I'm at the Western Economic Association International annual conference in Portland and just saw a fascinating keynote address by David Card, on his work in progress with Stefano DellaVigna on "What Gets In" top economic journals. The paper is unfortunately not yet available online, so I can't excerpt or show any of the very interesting diagrams that go with the analysis, but in the meantime I can tell you to keep a (skeptical) eye out for it when it does get posted.
The paper aims to confirm or dispel the common belief that the editorial process is unfair because of some combination of three factors: 1) Referees aren't good at assessing quality, 2) the process is biased in favor of big name authors, and 3) the editors overweight their own priors relative to referee recommendations. The authors acquired data from QJE, JEEA, ReStud, and Restat* and looked at three stages of the editorial process in comparison to ex post citation rates (controlling for journal and time) as the measure of paper quality. The three stages of the referee process are 1) the decision to desk reject, 2) the decision to send the paper to a particular number of particular referees, and 3) the decision to reject or RR/accept after receiving the reports.
Referees are good at assessing paper quality in the sense that their ratings (from 1-7; definitely reject, reject, no rating, weak R&R, R&R, strong R&R, accept) line up well with ex post citations.
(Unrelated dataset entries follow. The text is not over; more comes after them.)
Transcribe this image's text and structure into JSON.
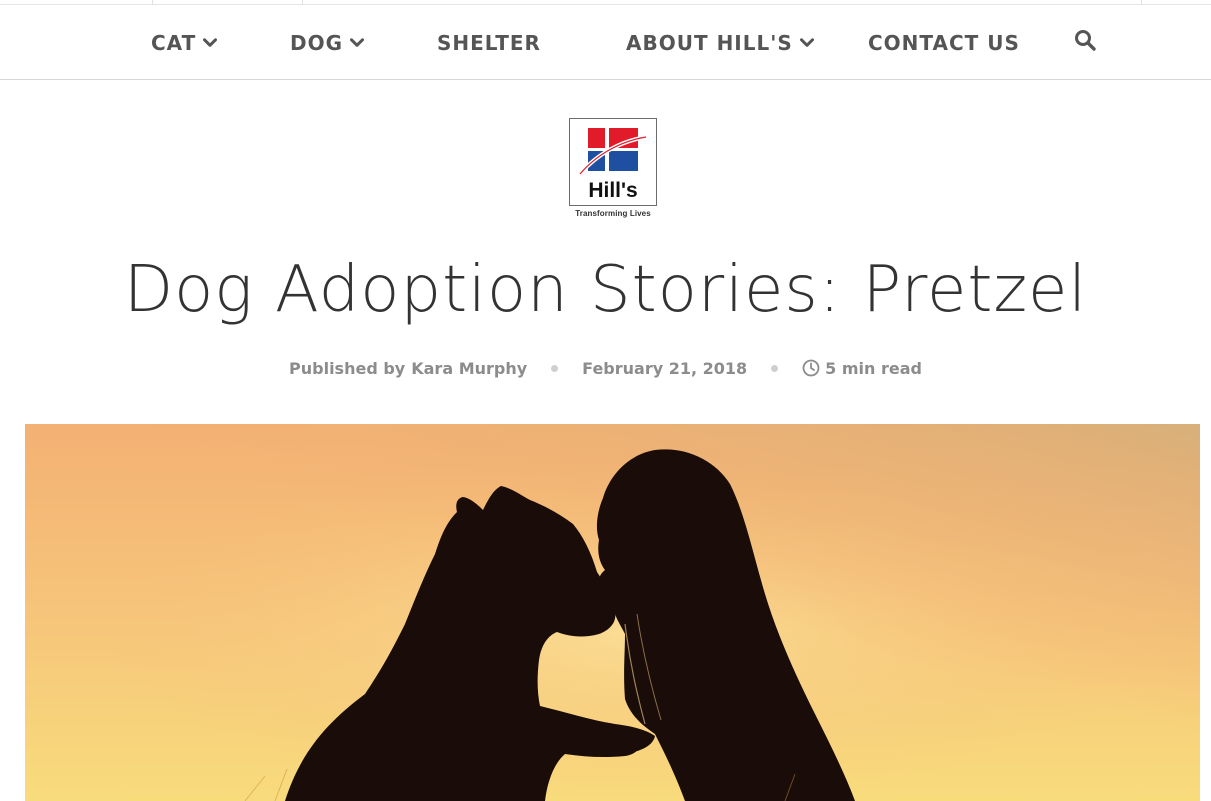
{
  "nav": {
    "items": [
      {
        "label": "CAT",
        "has_dropdown": true
      },
      {
        "label": "DOG",
        "has_dropdown": true
      },
      {
        "label": "SHELTER",
        "has_dropdown": false
      },
      {
        "label": "ABOUT HILL'S",
        "has_dropdown": true
      },
      {
        "label": "CONTACT US",
        "has_dropdown": false
      }
    ],
    "search_icon": "search-icon"
  },
  "logo": {
    "brand": "Hill's",
    "tagline": "Transforming Lives"
  },
  "article": {
    "title": "Dog Adoption Stories: Pretzel",
    "published_by_label": "Published by",
    "author": "Kara Murphy",
    "date": "February 21, 2018",
    "read_time": "5 min read"
  },
  "hero": {
    "description": "Silhouette of a dog and a girl touching noses at sunset"
  },
  "colors": {
    "nav_text": "#555555",
    "logo_red": "#e11b2a",
    "logo_blue": "#1e4fa0",
    "meta_text": "#8c8c8c",
    "sunset_orange": "#f2a54d"
  }
}
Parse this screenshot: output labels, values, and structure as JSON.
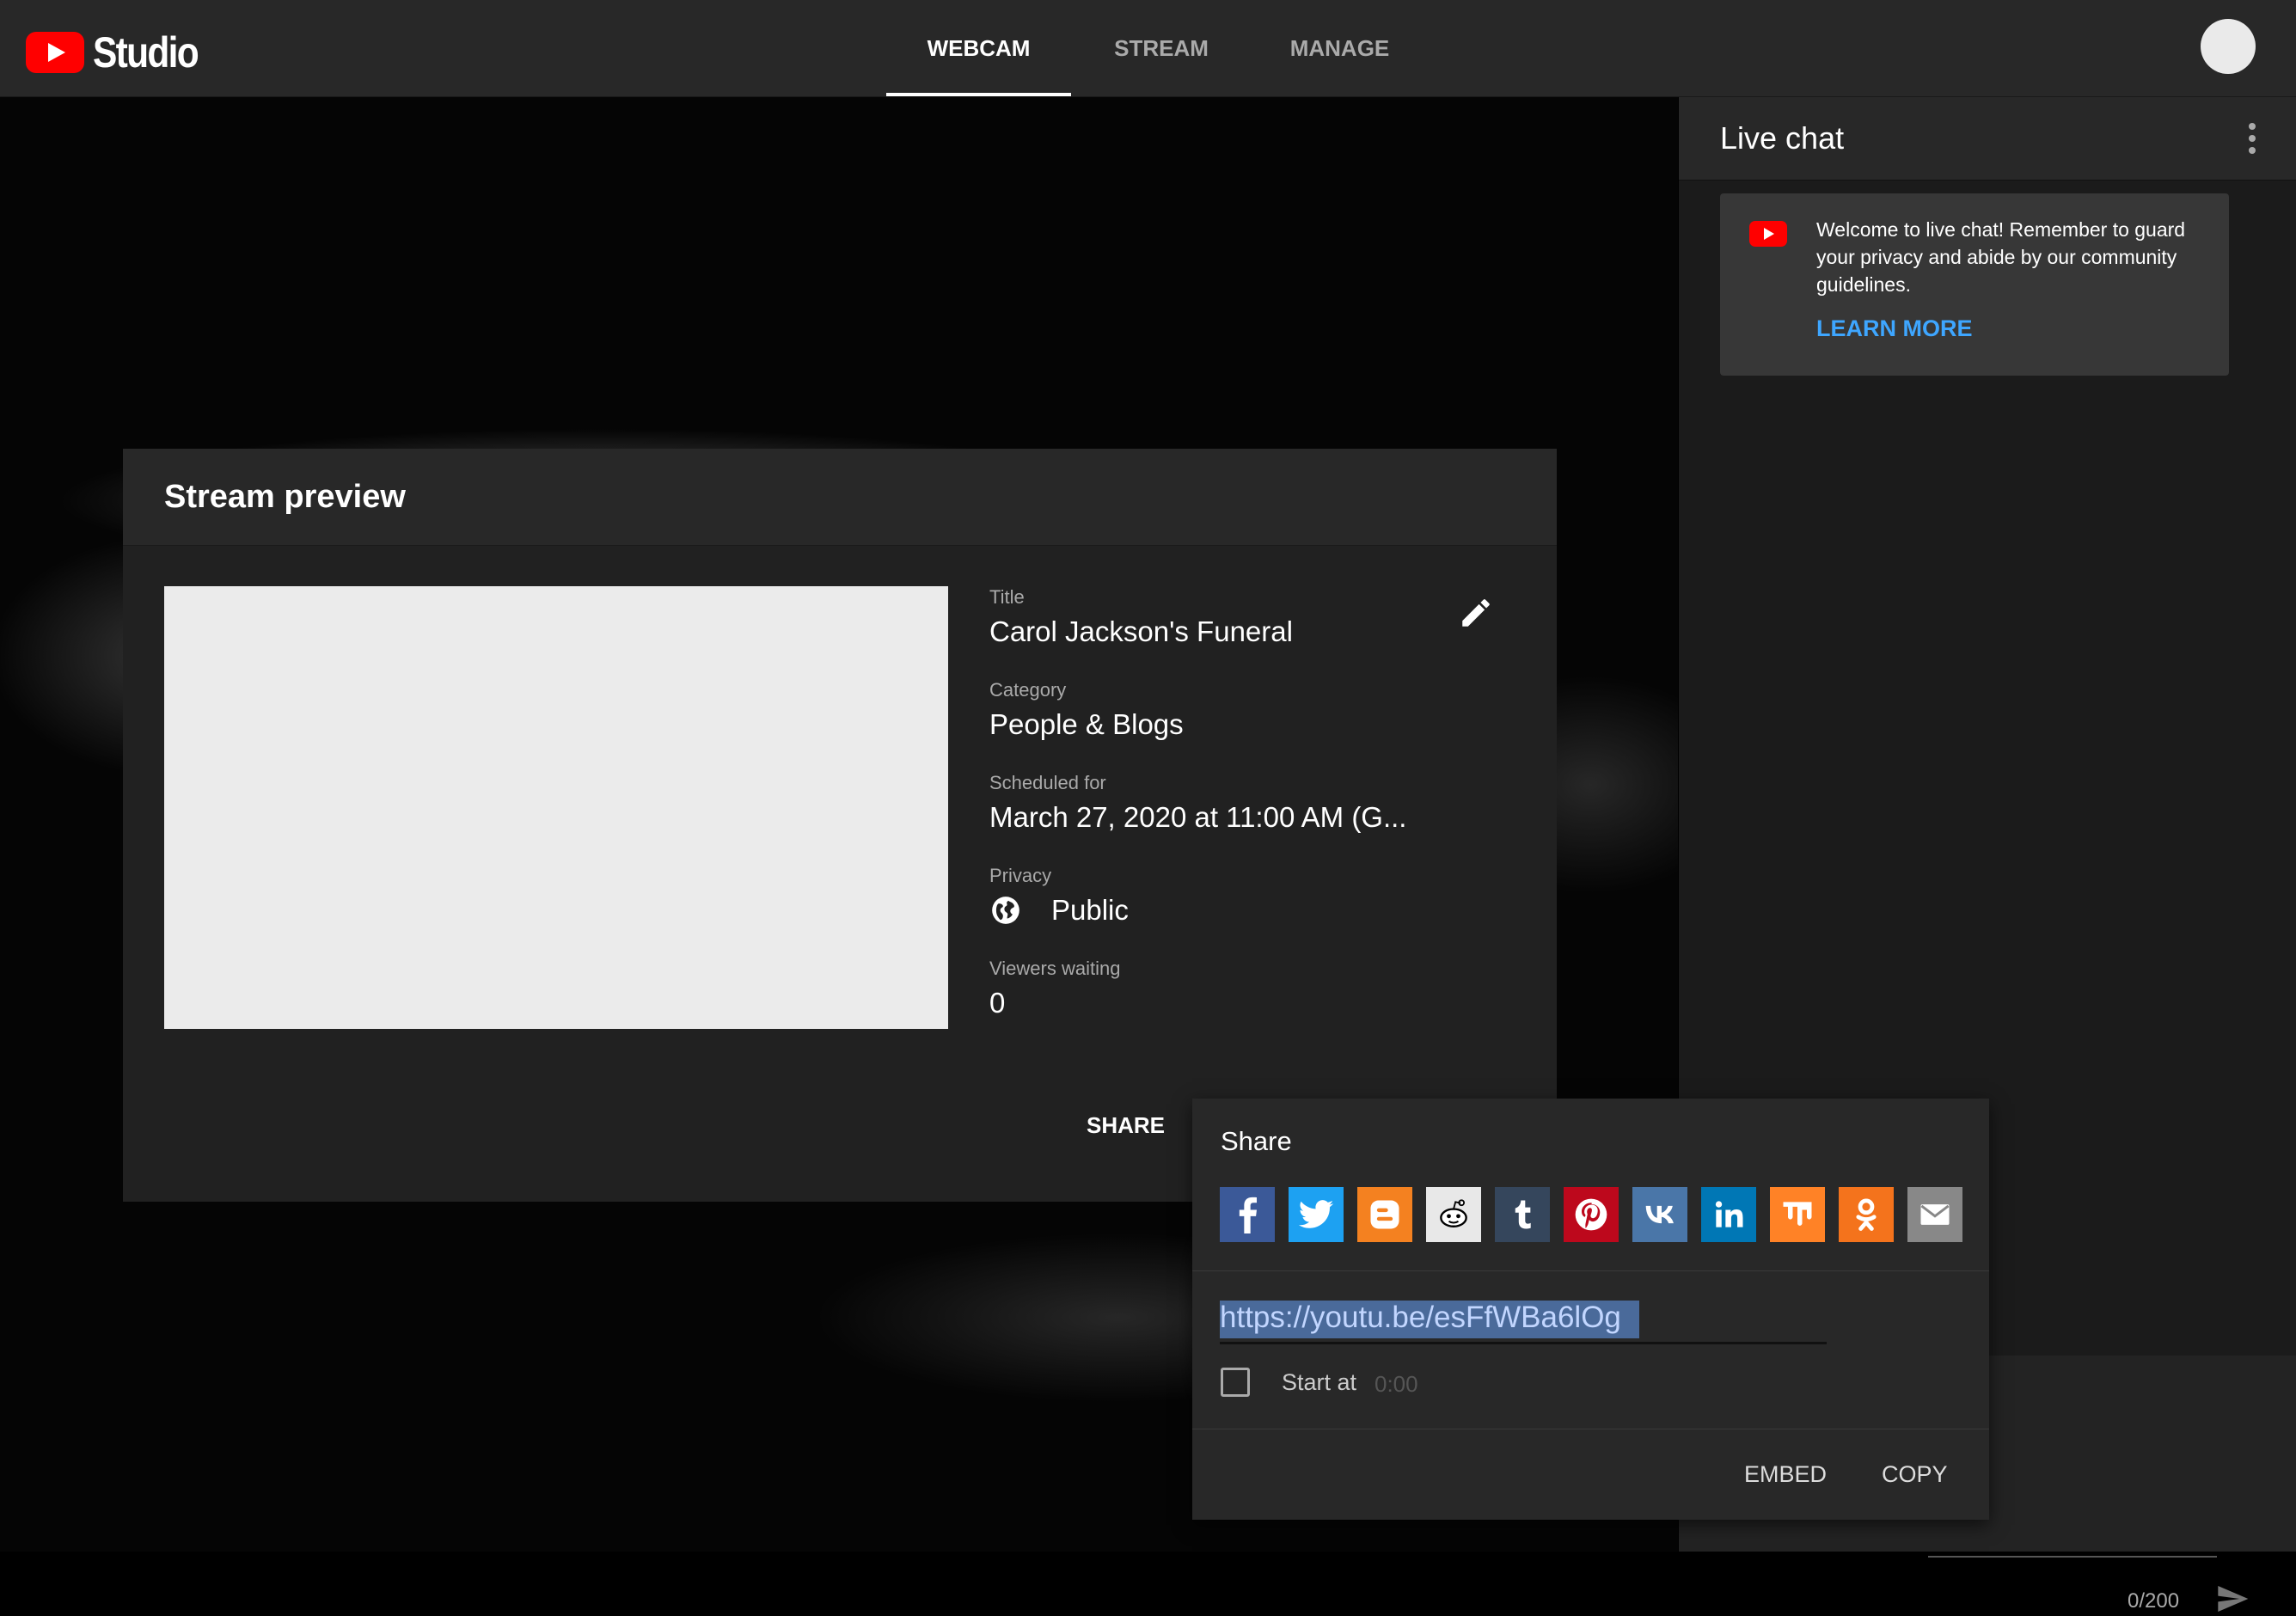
{
  "app": {
    "logo_text": "Studio"
  },
  "nav": {
    "tabs": [
      "WEBCAM",
      "STREAM",
      "MANAGE"
    ],
    "active": "WEBCAM"
  },
  "preview": {
    "heading": "Stream preview",
    "fields": {
      "title_label": "Title",
      "title_value": "Carol Jackson's Funeral",
      "category_label": "Category",
      "category_value": "People & Blogs",
      "scheduled_label": "Scheduled for",
      "scheduled_value": "March 27, 2020 at 11:00 AM (G...",
      "privacy_label": "Privacy",
      "privacy_value": "Public",
      "viewers_label": "Viewers waiting",
      "viewers_value": "0"
    },
    "share_label": "SHARE"
  },
  "chat": {
    "title": "Live chat",
    "welcome_text": "Welcome to live chat! Remember to guard your privacy and abide by our community guidelines.",
    "learn_more": "LEARN MORE",
    "char_count": "0/200"
  },
  "share": {
    "title": "Share",
    "networks": [
      "facebook",
      "twitter",
      "blogger",
      "reddit",
      "tumblr",
      "pinterest",
      "vk",
      "linkedin",
      "mix",
      "odnoklassniki",
      "email"
    ],
    "url": "https://youtu.be/esFfWBa6lOg",
    "start_at_label": "Start at",
    "start_at_value": "0:00",
    "embed_label": "EMBED",
    "copy_label": "COPY"
  },
  "colors": {
    "brand_red": "#ff0000",
    "link_blue": "#3ea6ff",
    "facebook": "#3b5998",
    "twitter": "#1da1f2",
    "blogger": "#f48120",
    "reddit": "#ffffff",
    "tumblr": "#35465c",
    "pinterest": "#bd081c",
    "vk": "#4a76a8",
    "linkedin": "#0077b5",
    "mix": "#ff8226",
    "odnoklassniki": "#f4731c",
    "email": "#888888"
  }
}
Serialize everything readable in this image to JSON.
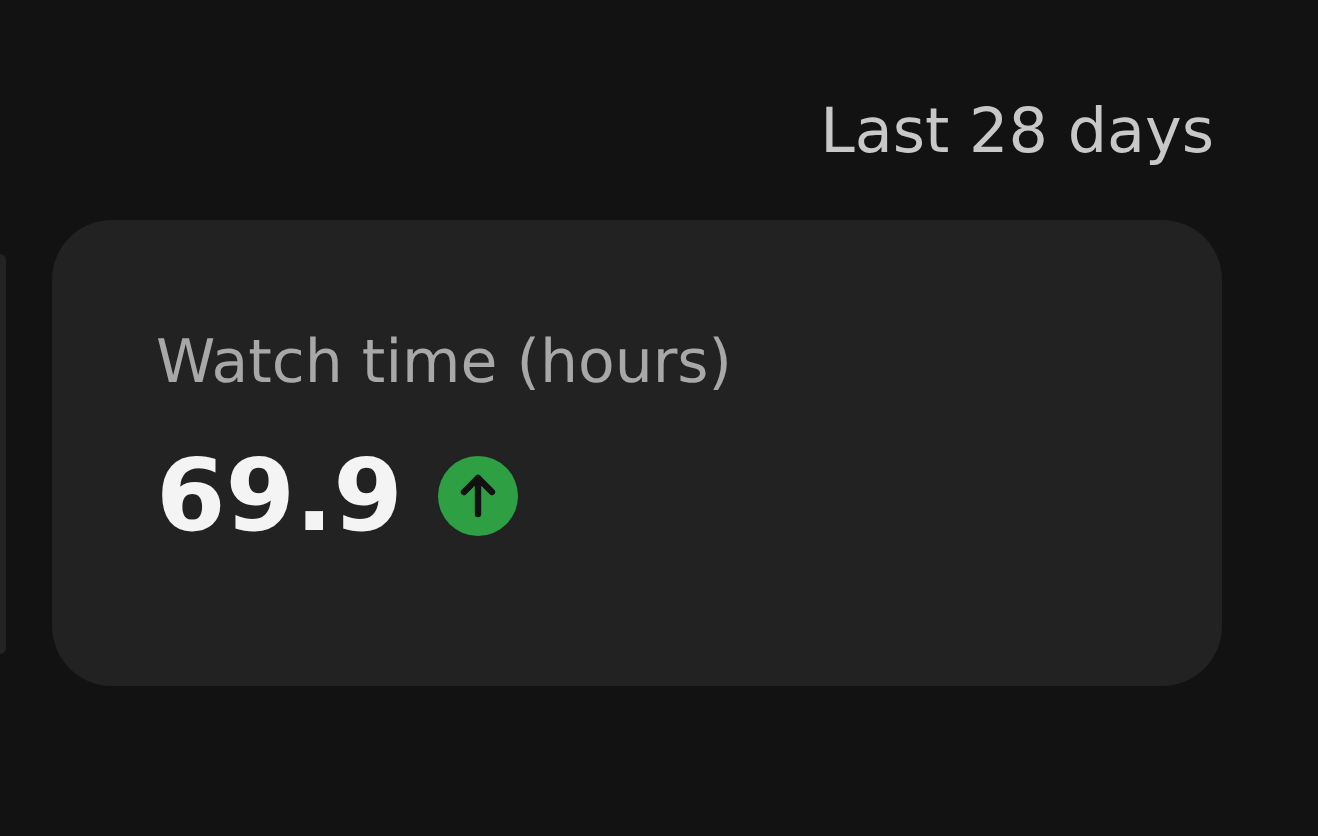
{
  "period": "Last 28 days",
  "metric": {
    "label": "Watch time (hours)",
    "value": "69.9",
    "rising": true
  }
}
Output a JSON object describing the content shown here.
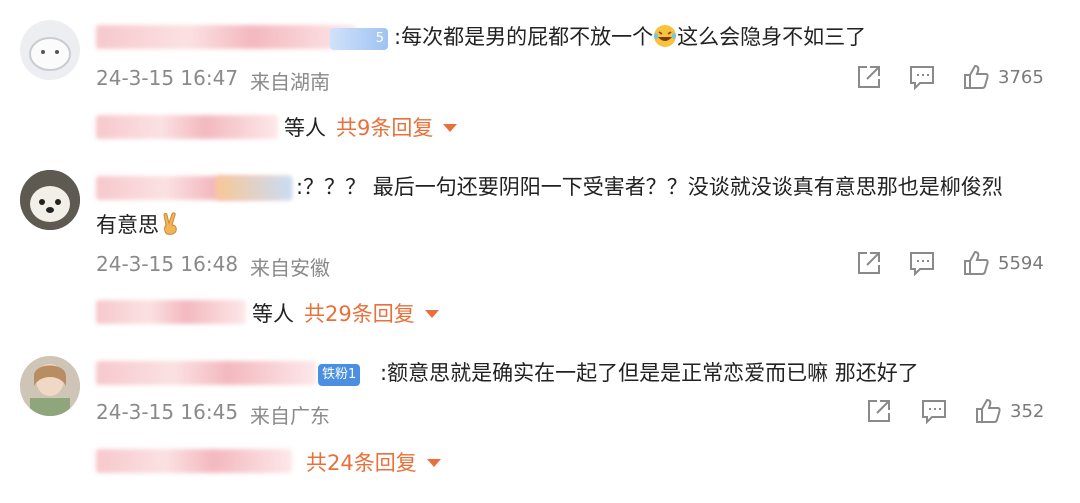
{
  "comments": [
    {
      "text": ":每次都是男的屁都不放一个",
      "text_tail": "这么会隐身不如三了",
      "date": "24-3-15 16:47",
      "location": "来自湖南",
      "likes": "3765",
      "reply_who": "等人",
      "reply_count": "共9条回复",
      "badge": "5"
    },
    {
      "text": ":？？？ 最后一句还要阴阳一下受害者？？没谈就没谈真有意思那也是柳俊烈",
      "text_line2": "有意思",
      "date": "24-3-15 16:48",
      "location": "来自安徽",
      "likes": "5594",
      "reply_who": "等人",
      "reply_count": "共29条回复"
    },
    {
      "text": ":额意思就是确实在一起了但是是正常恋爱而已嘛 那还好了",
      "date": "24-3-15 16:45",
      "location": "来自广东",
      "likes": "352",
      "reply_who": "",
      "reply_count": "共24条回复",
      "badge": "铁粉1"
    }
  ],
  "icons": {
    "share": "share-icon",
    "comment": "comment-icon",
    "like": "thumbs-up-icon"
  },
  "colors": {
    "accent": "#e8703a",
    "meta": "#8a8a8a"
  }
}
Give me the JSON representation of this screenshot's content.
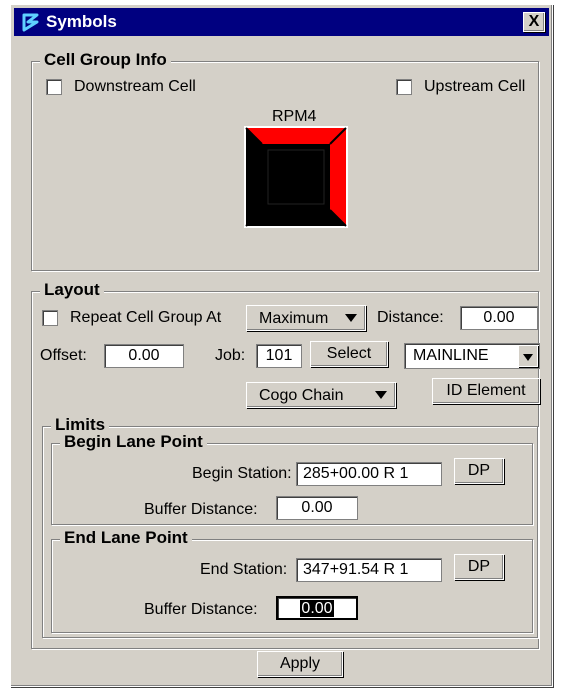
{
  "window": {
    "title": "Symbols",
    "title_icon": "app-logo-icon",
    "close_label": "X"
  },
  "cell_group": {
    "label": "Cell Group Info",
    "downstream_label": "Downstream Cell",
    "downstream_checked": false,
    "upstream_label": "Upstream Cell",
    "upstream_checked": false,
    "cell_name": "RPM4",
    "cell_colors": {
      "outer": "#ff0000",
      "inner": "#000000",
      "bevel": "#000000"
    }
  },
  "layout": {
    "label": "Layout",
    "repeat_label": "Repeat Cell Group At",
    "repeat_checked": false,
    "repeat_mode": "Maximum",
    "distance_label": "Distance:",
    "distance_value": "0.00",
    "offset_label": "Offset:",
    "offset_value": "0.00",
    "job_label": "Job:",
    "job_value": "101",
    "select_label": "Select",
    "chain_value": "MAINLINE",
    "cogo_value": "Cogo Chain",
    "id_element_label": "ID Element"
  },
  "limits": {
    "label": "Limits",
    "begin": {
      "label": "Begin Lane Point",
      "station_label": "Begin Station:",
      "station_value": "285+00.00 R 1",
      "dp_label": "DP",
      "buffer_label": "Buffer Distance:",
      "buffer_value": "0.00"
    },
    "end": {
      "label": "End Lane Point",
      "station_label": "End Station:",
      "station_value": "347+91.54 R 1",
      "dp_label": "DP",
      "buffer_label": "Buffer Distance:",
      "buffer_value": "0.00"
    }
  },
  "apply_label": "Apply"
}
Higher quality referees, measured either by citation counts or publication numbers in 35 top journals in the preceding 5 years (I can't remember which), aren't better at assessing paper quality.
Papers that are sent to a larger number of reviewers are cited more, so the number of reviewers is a proxy for the editor's prior belief about the paper.
Prolific authors (measured by publication numbers in 35 top journals in the preceding 5 years) get many more citations controlling for reviewer rating.
So do papers with more authors.
Editors increase the citations of published articles by publishing papers by prolific authors more often, conditional on reviewer rating, but they could go further and do even better.
Editors do not seem to take into account the number of authors, and could increase citations by publishing more of these articles.
Editors could also increase citations by putting larger weight on their own prior relative to reviewer ratings.
The conclusions David drew are that 1) referees are indeed good at assessing quality, 2) the process contains affirmative action for junior/less prolific authors, and 3) editors are not overconfident. Thus, the myth of unfairness is dispelled.
The assumption this story rests on is glaring and glaringly fragile: ex post citations is the relevant measure of paper quality when people assess whether papers are fairly treated.
From the perspective of editors, I completely understand why you would focus on citations. That's how your journal gains prominence. But as a scientist, what I want and what I believe is the gold standard for fairness is that papers are published and cited in proportion to their quality. Treating citation rates as quality assumes away half of the problem.
Are citation numbers just the best measure of quality that we're stuck with? Well I'm sure that was the reason for using it, and I'm sure citations are correlated with quality, but as they show, referee ratings are also correlated with citation numbers. Since the citation process is self-evidently biased in favor of prolific authors** (I'm sure you can prove this to yourself through introspection just as easily as I did), and since referees are several of a very small number of people who thoroughly study any given paper, it seems utterly bizarre that the former, and not the latter, would be treated as the primary proxy measure of quality (if the goal of the paper is in fact to assess fairness rather than to assess journal performance.)
If we consider referee ratings the better measure of quality, the conclusions exactly reverse and exactly confirm some of the common suspicions of the editorial process: 1) Citations are a good measure of quality but substantially biased in favor of prolific authors and multi-author papers, 2) editors are biased in favor of prolific authors, but not as much as citations are, and they are not biased in favor of multi-author papers, and 3) editors could reduce their bias by putting less weight on their personal priors.***
I do suspect citations are a better proxy for quality in the sense that they are less noisy (but more biased). I'm sure this noise is why people complain about the competence of referees, in fact. This does mean that saying a particular paper was treated unfairly based on the average of three wildly different referee ratings isn't going to be credible. But when we're looking at data from 30,000 paper submissions, the signal shines through the noise and bias is much more important to worry about.
*Iirc, which applies to the entire summary.
**and it certainly makes sense to me that it could be biased in favor of multi-author papers as well, since more authors are necessarily more in contact with potential citers. Then again it also makes sense to me that multi-author papers could be higher quality, since there are more eyes on every step of the process.
***I asked David about this at the end of the talk (and several people immediately thanked me for it), and he readily admitted the alternative interpretation. I appreciate that and don't wish to accuse him of any suspect interpretation of data when I can't even read the paper yet, but it's a point worth discussing even if the paper makes it much more clearly than he did in his talk.
I'm an economist at the University of Queensland School of Economics, originally from Oklahoma. I think out loud here, mostly about economics, but also astronomy, math, political philosophy, motorcycles, maps, nature, and other things that you have to be a particular type of eclectic nerd to enjoy clumped under the same heading.